* [STORED DATA]:
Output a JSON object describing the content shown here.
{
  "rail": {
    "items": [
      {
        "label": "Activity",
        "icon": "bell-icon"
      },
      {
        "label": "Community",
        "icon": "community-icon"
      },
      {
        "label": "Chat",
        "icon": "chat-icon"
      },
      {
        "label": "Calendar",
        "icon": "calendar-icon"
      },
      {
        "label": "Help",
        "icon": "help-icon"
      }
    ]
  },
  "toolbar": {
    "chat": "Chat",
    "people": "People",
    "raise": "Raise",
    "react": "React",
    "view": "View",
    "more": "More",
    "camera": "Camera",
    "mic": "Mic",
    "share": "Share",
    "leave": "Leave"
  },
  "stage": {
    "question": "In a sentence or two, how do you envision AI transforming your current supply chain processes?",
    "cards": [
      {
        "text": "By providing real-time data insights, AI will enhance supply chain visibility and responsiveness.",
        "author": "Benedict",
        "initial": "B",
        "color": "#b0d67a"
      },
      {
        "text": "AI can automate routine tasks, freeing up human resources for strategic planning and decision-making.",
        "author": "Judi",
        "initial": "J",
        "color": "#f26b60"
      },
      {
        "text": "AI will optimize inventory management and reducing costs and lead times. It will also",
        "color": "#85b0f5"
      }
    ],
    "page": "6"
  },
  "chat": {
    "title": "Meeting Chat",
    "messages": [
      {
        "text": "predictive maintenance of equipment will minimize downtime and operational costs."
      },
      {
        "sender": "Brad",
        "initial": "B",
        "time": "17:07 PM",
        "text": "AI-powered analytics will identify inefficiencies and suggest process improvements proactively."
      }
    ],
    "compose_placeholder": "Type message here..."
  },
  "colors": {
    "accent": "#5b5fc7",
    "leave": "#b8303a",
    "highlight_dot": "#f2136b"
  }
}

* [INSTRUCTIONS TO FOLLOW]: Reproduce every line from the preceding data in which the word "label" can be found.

* [ANSWER TO THIS TASK]:
        "label": "Activity",
        "label": "Community",
        "label": "Chat",
        "label": "Calendar",
        "label": "Help",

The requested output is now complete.